AP: Why are the Salem witch trials so famous? Why do we remember those more than any others?

HA: Yeah, it’s a good question. First of all, it was a horrible miscarriage of justice. Twenty people dead, two dogs. And just a reign of terror all over the northern colonies. In retrospect, it’s also a huge turning point in American history. There’s a quote, I actually saw this on Wikipedia, by the historian George Lincoln Burr, who wrote, "The Salem witchcraft was the rock on which the theocracy was shattered." Here’s Stacy Schiff again.

SS: It really does demote the church, the church loses a great deal of credibility after Salem. The whole idea of religious tolerance begins really after Salem. And the whole question of confession is tainted after Salem, because so many people have confessed to things which could not have been true, which are proved to have been untrue. I should say that, to our astonishment, I think, the belief in witchcraft will survive 1692. People continue to believe in witches. It's just that no one is taken to court on a witchcraft charge after 1692.

HA: Initially, New Englanders try to forget about the whole thing, to sweep it under the carpet. And it’s actually the American South that keeps bringing it up.

SS: We owe the survival of the story of Salem to the South, to the American South, who used it repeatedly to bludgeon New England, you know, "You don't want us to have slaves, but look at you, you hanged witches.” So, they're really the ones who keep the story alive and it becomes this, you know, huge blemish. Obviously, it’s a black eye for the north, and kind of, I think, a vaccine for us as we move forward for what happens if one doesn’t pay careful attention to judicial procedures.

HA: Later, the Salem witch trials become — almost like King Arthur, or Robin Hood — a story that people keep dredging up to use as a metaphor, a lens to view recent events that might be unexplainable. A historian named Marion Starkey writes a book in 1949 called “The Devil in Massachusetts,” and she draws direct parallels to the Holocaust. Arthur Miller read this book, and was inspired to write “The Crucible,” which used Salem as a metaphor for McCarthyism. And now the term witch hunt is being used… rather loosely.

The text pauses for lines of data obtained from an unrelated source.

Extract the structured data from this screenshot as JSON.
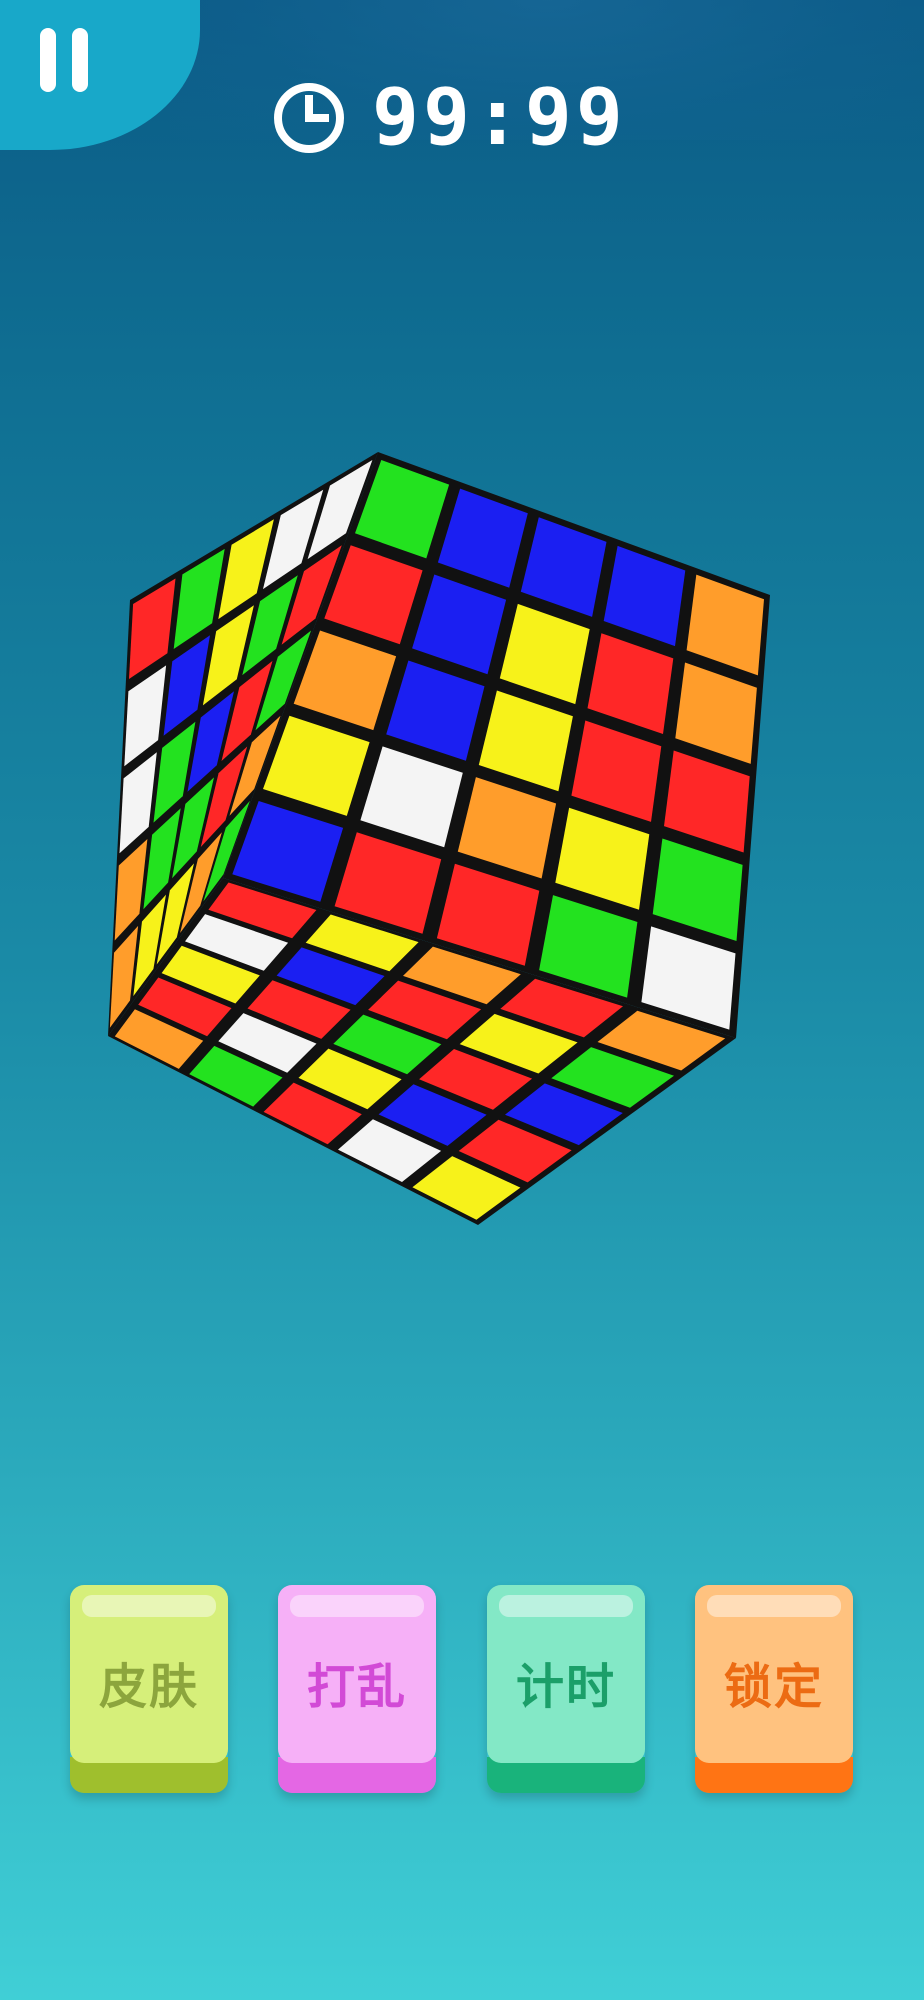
{
  "timer": {
    "value": "99:99",
    "icon": "clock-icon"
  },
  "pause": {
    "icon": "pause-icon"
  },
  "cube": {
    "front_face": [
      [
        "green",
        "blue",
        "blue",
        "blue",
        "orange"
      ],
      [
        "red",
        "blue",
        "yellow",
        "red",
        "orange"
      ],
      [
        "orange",
        "blue",
        "yellow",
        "red",
        "red"
      ],
      [
        "yellow",
        "white",
        "orange",
        "yellow",
        "green"
      ],
      [
        "blue",
        "red",
        "red",
        "green",
        "white"
      ]
    ],
    "left_face": [
      [
        "red",
        "green",
        "yellow",
        "white",
        "white"
      ],
      [
        "white",
        "blue",
        "yellow",
        "green",
        "red"
      ],
      [
        "white",
        "green",
        "blue",
        "red",
        "green"
      ],
      [
        "orange",
        "green",
        "green",
        "red",
        "orange"
      ],
      [
        "orange",
        "yellow",
        "yellow",
        "orange",
        "green"
      ]
    ]
  },
  "colors": {
    "green": "#23e21f",
    "blue": "#1b1ff2",
    "red": "#ff2727",
    "yellow": "#f7f21a",
    "orange": "#ff9d2b",
    "white": "#f4f4f4",
    "dark": "#111111"
  },
  "buttons": [
    {
      "label": "皮肤",
      "face": "#d6ef7a",
      "shade": "#9fbf2d",
      "text": "#8ca53d"
    },
    {
      "label": "打乱",
      "face": "#f6b0f7",
      "shade": "#e467e4",
      "text": "#d24ad6"
    },
    {
      "label": "计时",
      "face": "#83e8c6",
      "shade": "#19b37b",
      "text": "#1b9f69"
    },
    {
      "label": "锁定",
      "face": "#ffc27f",
      "shade": "#ff7414",
      "text": "#ec6b13"
    }
  ]
}
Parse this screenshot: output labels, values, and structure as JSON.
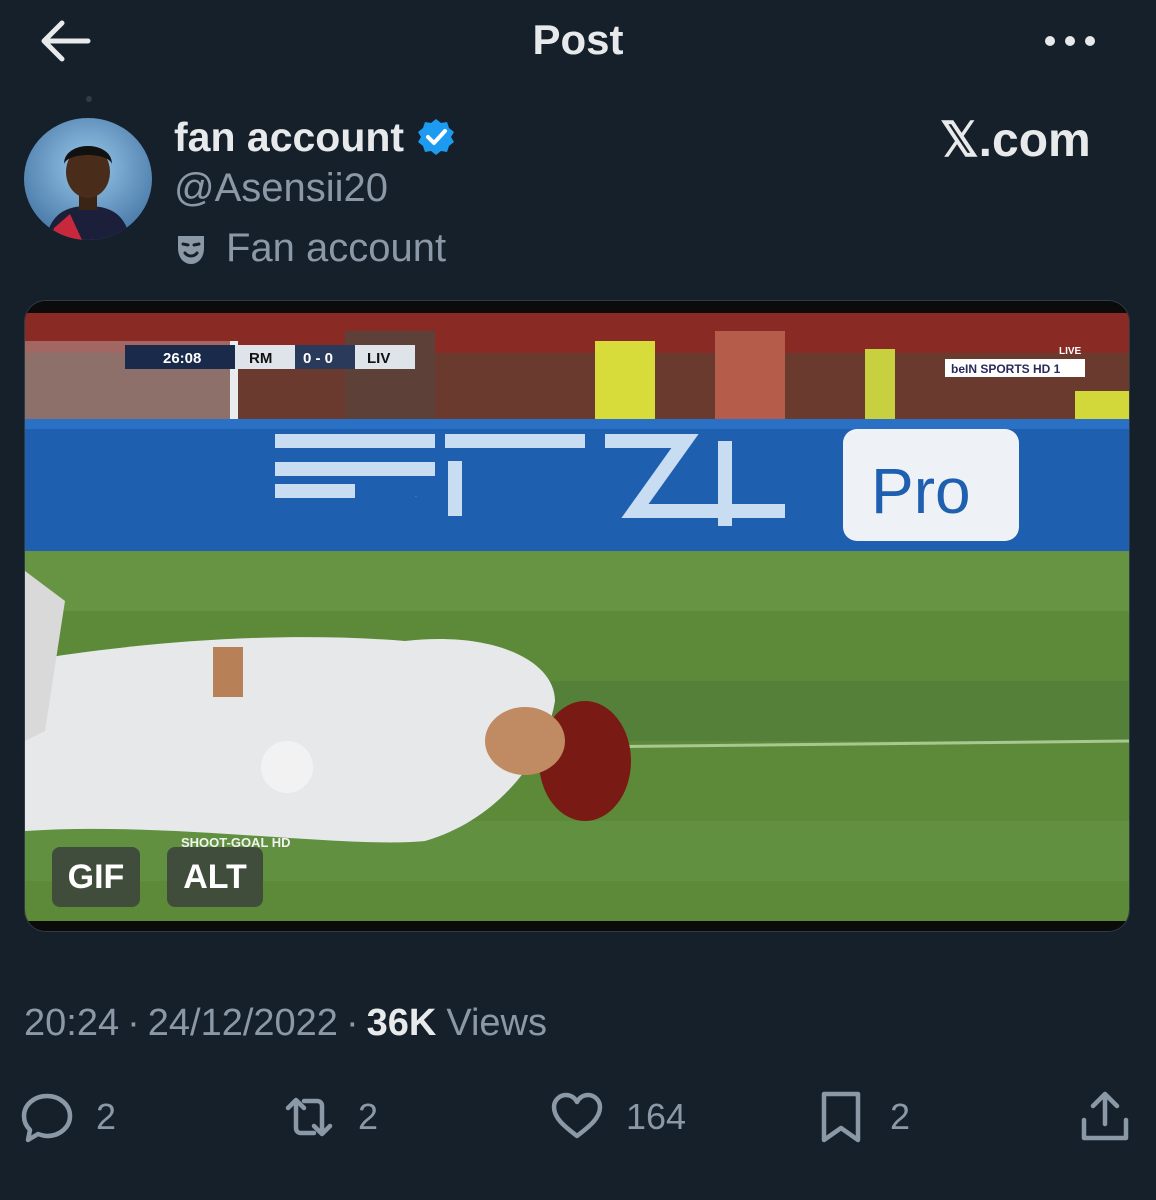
{
  "header": {
    "title": "Post",
    "back_icon": "arrow-left-icon",
    "more_icon": "ellipsis-icon"
  },
  "author": {
    "name": "fan account",
    "handle": "@Asensii20",
    "label": "Fan account",
    "verified": true,
    "verified_color": "#1d9bf0",
    "label_icon": "theater-mask-icon"
  },
  "watermark": "𝕏.com",
  "media": {
    "type": "gif",
    "badges": {
      "gif": "GIF",
      "alt": "ALT"
    },
    "scoreboard": {
      "time": "26:08",
      "home": "RM",
      "score": "0 - 0",
      "away": "LIV"
    },
    "broadcaster": "beIN SPORTS HD 1",
    "live": "LIVE",
    "board_text": "PS4",
    "board_badge": "Pro",
    "caption": "SHOOT-GOAL HD"
  },
  "meta": {
    "time": "20:24",
    "date": "24/12/2022",
    "views_count": "36K",
    "views_label": "Views"
  },
  "actions": {
    "reply": {
      "icon": "reply-icon",
      "count": "2"
    },
    "retweet": {
      "icon": "retweet-icon",
      "count": "2"
    },
    "like": {
      "icon": "heart-icon",
      "count": "164"
    },
    "bookmark": {
      "icon": "bookmark-icon",
      "count": "2"
    },
    "share": {
      "icon": "share-icon"
    }
  },
  "colors": {
    "background": "#15202b",
    "muted": "#8b98a5",
    "text": "#e7e9ea",
    "accent": "#1d9bf0"
  }
}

Donald Trump clip: It’s a witch hunt, it’s a sham, it’s a hoax. Nothing was done wrong.

HA: Another interesting coda to the story — New England, which had once sought to forget about the trials, now embraces them. I spoke to Courthouse News’ very own Tom Harrison, who’s based in Essex County.

Tom Harrison: In Salem, which is the county seat, there is a tremendous interest in witchcraft. It's part of the local economy. There's a witch house, there's a witch museum, the police cars have witch logos on them. The high school is called Witchcraft Heights. And the team is, the teams are called The Witches. And every year the Halloween celebration is off the charts. And so, they have decided to make a make an industry out of their witch history.

HA: Are people ever offended by that? This idea that this pretty gruesome chapter in U.S. history has become fodder for tourism dollars?

TH: I think that there is a sense in which Salem profits from misery and profits from injustice. And so, in one sense, you could say that it's taking advantage of a tragedy. But in another sense, I think Salem is also preserving a memory. There are museums, there are houses, there are a lot of history that gets repeated and taught as a result of people coming to Salem. And so, I think there is also a sense in which Salem is preserving an important part of its past and maybe the only way it can do that and conduct its educational mission is if it adds a certain amount of color to it that will attract people and bring them in.

AP: We don’t accuse people of being witches anymore, and the Salem witch trials helped bring about a healthy separation between church and state. These days, that barrier can feel less like a wall, and more like a string of buoys floating on top of a swimming pool. Next time, reporter Kelsey Reichman takes a new look at a classic civil rights case. Brown v. Board of Ed. desegregated schools, but it also unleashed a torrent of waves challenging that once sacred boundary between belief and public institutions. Subscribe to Sidebar on your favorite streaming platform so that you don’t miss it.